Although the pandemic has and will continue to “impact financial performance in the short term, we have a strong balance sheet with significant liquidity”, Simon Haslam, chief executive of Network International, said.

“We are very pleased with the recent improvement in trading momentum during July, although it is still early in the second half and seasonally this is always a lower revenue month, so our overall outlook for 2020 remains unchanged.”

In April, the company said it is halting capital expenditure in order to conserve cash amid the pandemic. It paused $40m of expenditure earmarked for the separation of shared services with Emirates NBD, and its entry to the Saudi Arabian market.

The company has also taken “prudent measure to protect” its cash flows. While around two-thirds of the company’s operational expenditure is fixed, it is enforcing a hiring freeze and cutting discretionary spending among other measures, it said in a statement at the time.

Companies across the globe are cutting costs to offset the impact of the coronavirus-induced economic slowdown. From global banks to airlines and oil and gas firms, major corporations have suspended expansion plans as they look to bolster cash reserves during the crisis.

Network International, however, said it has seen a significant growth in online payments during the first six months of the year. E-commerce volumes - excluding government and airlines sectors - climbed 45 per cent on annual basis in the second quarter of the year, with growth rates in July touching 61 per cent, it said on Tuesday.

The London-listed company in July said it has signed an agreement to acquire DPO Group, an online commerce platform in Africa, for approximately $288m.

“Our strategic approach remains consistent and we have ensured we remain focused on pursuing the numerous opportunities presented by our markets,” Mr Haslam said on Tuesday.

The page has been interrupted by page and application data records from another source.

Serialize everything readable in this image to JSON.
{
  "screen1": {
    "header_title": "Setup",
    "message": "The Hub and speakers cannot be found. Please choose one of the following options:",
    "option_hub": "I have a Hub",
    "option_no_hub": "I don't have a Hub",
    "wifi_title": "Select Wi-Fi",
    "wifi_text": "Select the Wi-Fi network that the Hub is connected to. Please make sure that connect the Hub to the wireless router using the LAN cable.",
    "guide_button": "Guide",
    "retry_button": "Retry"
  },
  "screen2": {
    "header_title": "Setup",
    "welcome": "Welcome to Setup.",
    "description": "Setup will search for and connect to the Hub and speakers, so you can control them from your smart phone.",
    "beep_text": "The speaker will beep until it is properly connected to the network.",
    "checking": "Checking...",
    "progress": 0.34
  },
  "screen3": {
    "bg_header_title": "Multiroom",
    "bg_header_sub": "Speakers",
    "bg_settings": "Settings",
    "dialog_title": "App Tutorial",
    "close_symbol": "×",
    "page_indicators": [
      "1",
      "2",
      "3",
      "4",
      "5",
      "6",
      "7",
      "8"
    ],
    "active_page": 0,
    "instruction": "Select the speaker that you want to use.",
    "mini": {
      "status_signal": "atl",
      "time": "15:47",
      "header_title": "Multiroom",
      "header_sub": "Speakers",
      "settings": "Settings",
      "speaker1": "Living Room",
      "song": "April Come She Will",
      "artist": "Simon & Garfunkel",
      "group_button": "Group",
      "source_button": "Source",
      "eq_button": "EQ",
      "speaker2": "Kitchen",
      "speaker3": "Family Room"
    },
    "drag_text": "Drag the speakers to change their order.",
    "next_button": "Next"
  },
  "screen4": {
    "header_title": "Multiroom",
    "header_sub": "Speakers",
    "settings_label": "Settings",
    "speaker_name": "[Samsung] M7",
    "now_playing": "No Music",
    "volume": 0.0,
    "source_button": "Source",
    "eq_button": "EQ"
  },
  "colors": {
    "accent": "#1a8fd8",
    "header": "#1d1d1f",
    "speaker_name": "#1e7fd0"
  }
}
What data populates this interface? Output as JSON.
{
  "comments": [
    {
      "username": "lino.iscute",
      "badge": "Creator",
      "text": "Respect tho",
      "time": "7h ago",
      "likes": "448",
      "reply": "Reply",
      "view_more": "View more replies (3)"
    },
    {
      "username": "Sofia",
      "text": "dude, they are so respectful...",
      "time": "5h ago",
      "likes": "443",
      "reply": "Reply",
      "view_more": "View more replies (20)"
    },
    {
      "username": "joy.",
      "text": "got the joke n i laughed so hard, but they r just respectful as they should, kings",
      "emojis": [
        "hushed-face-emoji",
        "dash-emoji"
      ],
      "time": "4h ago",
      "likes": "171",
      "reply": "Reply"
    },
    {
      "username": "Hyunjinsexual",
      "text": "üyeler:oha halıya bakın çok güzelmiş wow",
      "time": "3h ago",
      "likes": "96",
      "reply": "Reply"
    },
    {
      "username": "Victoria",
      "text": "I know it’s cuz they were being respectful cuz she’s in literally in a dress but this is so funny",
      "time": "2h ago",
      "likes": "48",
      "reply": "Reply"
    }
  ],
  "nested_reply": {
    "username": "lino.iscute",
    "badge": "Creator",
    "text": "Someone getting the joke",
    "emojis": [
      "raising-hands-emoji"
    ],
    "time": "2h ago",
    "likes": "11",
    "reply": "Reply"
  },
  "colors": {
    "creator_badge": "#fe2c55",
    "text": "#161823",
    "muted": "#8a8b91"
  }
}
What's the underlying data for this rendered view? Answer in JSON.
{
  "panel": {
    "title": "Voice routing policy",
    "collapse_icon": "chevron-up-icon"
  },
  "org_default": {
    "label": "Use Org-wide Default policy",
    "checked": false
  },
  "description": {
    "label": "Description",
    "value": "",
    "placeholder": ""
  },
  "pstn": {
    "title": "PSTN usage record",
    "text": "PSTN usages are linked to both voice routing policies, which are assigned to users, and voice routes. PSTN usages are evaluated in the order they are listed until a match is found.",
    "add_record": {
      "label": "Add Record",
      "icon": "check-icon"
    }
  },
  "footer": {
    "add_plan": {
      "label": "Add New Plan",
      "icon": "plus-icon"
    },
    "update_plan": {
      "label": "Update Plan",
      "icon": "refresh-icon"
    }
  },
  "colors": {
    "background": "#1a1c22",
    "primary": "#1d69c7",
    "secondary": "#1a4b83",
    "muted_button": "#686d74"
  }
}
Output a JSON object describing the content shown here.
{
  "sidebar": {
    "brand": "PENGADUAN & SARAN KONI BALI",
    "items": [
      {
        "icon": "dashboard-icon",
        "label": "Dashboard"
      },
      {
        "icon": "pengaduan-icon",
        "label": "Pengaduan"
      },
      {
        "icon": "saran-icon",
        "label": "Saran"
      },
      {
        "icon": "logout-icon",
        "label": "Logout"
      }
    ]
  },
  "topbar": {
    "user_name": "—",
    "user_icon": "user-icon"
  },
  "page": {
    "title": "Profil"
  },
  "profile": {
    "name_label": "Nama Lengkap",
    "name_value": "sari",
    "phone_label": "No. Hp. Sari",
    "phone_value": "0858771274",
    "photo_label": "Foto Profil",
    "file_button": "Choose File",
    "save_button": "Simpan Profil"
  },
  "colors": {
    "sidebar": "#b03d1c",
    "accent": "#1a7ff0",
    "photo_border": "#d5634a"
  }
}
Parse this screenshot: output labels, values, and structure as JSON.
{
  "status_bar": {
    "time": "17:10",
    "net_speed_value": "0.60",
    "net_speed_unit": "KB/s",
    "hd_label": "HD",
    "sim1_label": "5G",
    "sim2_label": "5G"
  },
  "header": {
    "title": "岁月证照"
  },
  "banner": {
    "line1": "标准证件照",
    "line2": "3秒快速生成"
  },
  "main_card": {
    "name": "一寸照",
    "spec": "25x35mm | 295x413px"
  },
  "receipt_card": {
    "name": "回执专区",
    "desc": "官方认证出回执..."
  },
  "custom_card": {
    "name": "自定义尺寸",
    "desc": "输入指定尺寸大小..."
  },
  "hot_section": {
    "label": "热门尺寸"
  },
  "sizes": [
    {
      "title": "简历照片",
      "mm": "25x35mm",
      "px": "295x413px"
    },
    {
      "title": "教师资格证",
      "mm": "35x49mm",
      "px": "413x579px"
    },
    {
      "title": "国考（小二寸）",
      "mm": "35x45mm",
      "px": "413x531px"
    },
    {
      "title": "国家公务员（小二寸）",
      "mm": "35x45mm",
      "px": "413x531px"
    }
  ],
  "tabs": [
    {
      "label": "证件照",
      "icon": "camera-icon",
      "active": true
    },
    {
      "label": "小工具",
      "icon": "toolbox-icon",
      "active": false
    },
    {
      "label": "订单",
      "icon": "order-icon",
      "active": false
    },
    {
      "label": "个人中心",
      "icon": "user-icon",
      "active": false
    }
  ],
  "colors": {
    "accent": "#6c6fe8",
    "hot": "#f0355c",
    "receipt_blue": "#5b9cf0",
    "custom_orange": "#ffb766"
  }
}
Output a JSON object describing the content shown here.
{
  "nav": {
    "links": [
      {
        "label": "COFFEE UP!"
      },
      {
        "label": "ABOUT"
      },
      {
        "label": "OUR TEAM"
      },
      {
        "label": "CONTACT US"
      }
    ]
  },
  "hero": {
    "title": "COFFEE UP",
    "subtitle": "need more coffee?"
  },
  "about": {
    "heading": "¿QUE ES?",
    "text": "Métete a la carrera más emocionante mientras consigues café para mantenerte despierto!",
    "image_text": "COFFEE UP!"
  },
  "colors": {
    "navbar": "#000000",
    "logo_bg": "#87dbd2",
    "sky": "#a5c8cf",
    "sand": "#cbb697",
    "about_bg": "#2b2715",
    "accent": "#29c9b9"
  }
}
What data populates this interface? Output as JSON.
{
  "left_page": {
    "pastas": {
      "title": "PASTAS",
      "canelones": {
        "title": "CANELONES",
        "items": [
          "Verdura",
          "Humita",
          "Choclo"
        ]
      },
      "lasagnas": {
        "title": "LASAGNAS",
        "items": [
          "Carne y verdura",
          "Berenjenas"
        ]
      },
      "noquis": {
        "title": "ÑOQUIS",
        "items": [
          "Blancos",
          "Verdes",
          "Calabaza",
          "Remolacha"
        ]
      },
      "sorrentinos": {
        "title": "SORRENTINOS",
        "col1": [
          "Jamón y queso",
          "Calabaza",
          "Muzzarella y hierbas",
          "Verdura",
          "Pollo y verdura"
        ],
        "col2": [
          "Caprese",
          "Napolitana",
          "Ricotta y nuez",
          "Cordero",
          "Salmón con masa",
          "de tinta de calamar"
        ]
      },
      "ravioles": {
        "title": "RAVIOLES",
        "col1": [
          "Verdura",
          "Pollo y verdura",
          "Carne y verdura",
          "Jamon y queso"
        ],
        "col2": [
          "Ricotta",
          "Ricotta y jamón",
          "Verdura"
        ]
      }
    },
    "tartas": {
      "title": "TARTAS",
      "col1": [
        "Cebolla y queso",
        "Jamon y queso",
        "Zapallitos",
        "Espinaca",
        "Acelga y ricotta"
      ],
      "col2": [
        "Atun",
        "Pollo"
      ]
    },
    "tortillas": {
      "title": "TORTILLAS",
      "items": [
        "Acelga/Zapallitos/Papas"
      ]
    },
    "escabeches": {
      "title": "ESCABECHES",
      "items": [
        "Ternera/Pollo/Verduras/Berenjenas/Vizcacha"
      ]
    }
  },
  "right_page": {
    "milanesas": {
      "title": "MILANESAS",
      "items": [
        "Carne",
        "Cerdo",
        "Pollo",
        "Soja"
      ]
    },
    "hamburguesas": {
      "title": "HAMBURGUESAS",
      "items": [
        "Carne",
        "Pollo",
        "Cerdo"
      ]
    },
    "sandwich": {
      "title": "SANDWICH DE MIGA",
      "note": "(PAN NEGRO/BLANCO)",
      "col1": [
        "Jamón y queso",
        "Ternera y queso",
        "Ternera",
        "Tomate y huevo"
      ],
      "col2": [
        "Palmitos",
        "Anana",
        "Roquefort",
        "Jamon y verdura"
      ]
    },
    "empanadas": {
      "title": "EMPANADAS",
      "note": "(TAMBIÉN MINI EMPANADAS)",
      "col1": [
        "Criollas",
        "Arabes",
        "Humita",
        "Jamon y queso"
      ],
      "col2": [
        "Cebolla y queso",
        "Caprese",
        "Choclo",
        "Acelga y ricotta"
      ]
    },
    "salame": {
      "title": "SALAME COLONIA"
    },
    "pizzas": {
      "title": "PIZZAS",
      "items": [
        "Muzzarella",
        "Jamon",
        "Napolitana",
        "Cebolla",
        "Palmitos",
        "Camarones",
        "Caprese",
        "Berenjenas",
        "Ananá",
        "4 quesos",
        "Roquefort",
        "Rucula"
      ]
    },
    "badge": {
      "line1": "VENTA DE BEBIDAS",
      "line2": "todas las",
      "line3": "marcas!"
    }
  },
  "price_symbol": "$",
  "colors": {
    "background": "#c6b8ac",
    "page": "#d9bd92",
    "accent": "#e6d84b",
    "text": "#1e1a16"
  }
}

The proposed acquisition of DPO will widen the company’s capabilities across online and mobile money payments as it brings direct merchant relationships to the business, he said.

“We also have numerous opportunities remaining to pursue, whether that be our market entry to Saudi Arabia, our strategic partnership with Mastercard or discussions with banks around substantial outsourcing contracts,” Mr Haslam added.